The premise of geographic profiling is that given a sufficient number of crimes, with adequate information for analysis, a probabilistic map of the area in which the offender’s residence is located can be calculated (Swanson et al., 2012).
Although designed to analyze the locations of a connected series of crimes to determine the most likely area of offender residence, geographic profiling allows investigators and law enforcement officers to more effectively manage information and focus their investigations. Despite some anecdotal successes with geographic profiling, there have also been several instances where geographic profiling has either been wrong in predicting where the offender lives or works or has been inappropriate as a model (Paulsen, 2006).Thus far, none of the geographic profiling software packages have been subject to rigorous, independent, or comparative tests to evaluate their accuracy, reliability, validity, utility, or appropriateness for various situations. As Swanson and colleagues point out,
As in the case of other recently developed investigative technologies, geoprofiling is in a state of transition as refinements are developed. It is not a perfect tool, and its capabilities can be decreased if the number of cases in a series are roughly less than 5 or the crime linkage is inaccurate.
(Swanson et al., 2012, p. 200)
Time–Event Charting and Link Analysis
Follow-up investigations often result in the accumulation of significant amounts of data. As a result, financial transactions, relationships, places, events, telephone calls, and other data can be obscured and their importance overlooked, resulting in an unnecessarily lengthened or even truncated investigation. Software has been generated that creates a variety of charts, saving investigative time and effort for other uses. Two commonly used investigative tools to offer shortcuts for crime investigators are time—event charting and link analysis.

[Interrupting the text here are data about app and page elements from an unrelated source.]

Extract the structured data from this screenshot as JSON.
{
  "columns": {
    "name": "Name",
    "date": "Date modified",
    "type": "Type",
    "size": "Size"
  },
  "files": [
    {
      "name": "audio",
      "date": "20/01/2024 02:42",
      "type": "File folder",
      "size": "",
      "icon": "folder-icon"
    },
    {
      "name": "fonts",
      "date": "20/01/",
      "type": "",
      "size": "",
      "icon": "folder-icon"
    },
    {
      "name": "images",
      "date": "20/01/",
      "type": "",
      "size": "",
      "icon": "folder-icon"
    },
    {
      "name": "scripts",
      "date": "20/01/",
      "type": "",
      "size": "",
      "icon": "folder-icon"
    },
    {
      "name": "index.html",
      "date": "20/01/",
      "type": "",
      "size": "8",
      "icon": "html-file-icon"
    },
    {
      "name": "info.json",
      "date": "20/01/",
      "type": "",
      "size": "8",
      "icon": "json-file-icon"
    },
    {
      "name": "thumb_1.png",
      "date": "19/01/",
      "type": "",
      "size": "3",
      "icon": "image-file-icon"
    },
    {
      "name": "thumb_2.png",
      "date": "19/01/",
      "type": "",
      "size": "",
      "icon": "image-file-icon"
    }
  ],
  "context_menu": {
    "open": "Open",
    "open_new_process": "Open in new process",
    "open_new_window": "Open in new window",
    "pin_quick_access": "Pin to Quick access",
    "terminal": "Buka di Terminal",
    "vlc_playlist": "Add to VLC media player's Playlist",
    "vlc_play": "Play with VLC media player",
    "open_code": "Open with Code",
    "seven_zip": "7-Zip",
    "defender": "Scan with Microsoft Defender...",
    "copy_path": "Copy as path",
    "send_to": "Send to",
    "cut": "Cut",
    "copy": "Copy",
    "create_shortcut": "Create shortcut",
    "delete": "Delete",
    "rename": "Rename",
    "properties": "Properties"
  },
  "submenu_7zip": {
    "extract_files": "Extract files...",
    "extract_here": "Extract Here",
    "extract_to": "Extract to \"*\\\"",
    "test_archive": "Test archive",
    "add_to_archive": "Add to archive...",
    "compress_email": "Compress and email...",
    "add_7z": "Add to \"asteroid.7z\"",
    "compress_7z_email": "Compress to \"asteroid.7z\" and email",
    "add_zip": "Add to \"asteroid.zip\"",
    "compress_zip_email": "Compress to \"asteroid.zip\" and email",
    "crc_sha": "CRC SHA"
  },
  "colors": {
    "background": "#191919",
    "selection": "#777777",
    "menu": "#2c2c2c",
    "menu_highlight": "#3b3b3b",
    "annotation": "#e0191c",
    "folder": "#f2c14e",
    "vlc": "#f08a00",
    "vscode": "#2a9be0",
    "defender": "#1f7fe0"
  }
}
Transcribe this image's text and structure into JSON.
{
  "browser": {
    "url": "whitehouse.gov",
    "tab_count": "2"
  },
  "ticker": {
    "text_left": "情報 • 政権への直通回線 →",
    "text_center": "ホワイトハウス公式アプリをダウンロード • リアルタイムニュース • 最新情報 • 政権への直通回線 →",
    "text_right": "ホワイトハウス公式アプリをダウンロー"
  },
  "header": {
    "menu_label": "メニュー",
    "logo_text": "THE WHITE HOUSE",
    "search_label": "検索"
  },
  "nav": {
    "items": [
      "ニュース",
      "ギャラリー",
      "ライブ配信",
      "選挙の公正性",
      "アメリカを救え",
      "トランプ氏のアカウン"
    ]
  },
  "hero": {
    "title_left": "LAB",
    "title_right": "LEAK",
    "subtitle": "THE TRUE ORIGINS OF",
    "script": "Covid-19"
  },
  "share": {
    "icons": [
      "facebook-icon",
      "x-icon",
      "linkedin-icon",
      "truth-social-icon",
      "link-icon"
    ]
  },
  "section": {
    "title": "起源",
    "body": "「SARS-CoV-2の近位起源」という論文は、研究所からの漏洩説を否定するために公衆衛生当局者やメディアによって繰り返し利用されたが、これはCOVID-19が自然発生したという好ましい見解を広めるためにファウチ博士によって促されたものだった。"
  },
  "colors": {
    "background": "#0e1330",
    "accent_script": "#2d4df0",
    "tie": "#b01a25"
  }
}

A time—event chart depicts in graphic form the chronology of an individual’s or a group’s activities. A time—event chart is simply a timeline that offers investigators a way to focus on individual incidents in order to develop a general, graphic overview of a crime. In this sense, a time-event chart answers the question, “What were this individual’s activities leading up to a crime?”
Link analysis refers to analyzing relationships among people or organizations and is used to find matches in data for known patterns of interest, find anomalies where known patterns are violated, and discover new patterns of interest.
In intelligence work for police departments and investigators, one of the major goals of data mining is to discover patterns, links, and relationships hidden in the data. By discovering relationships—links—intelligence analysts may be able to provide detectives with valuable leads in unsolved cases.
As this chapter clearly indicates, intelligence is essential in modern police work, especially in criminal investigations. Given the importance of an intelligence unit as part of the investigative team, Chapter 7 will go into more detail about how intelligence is collected.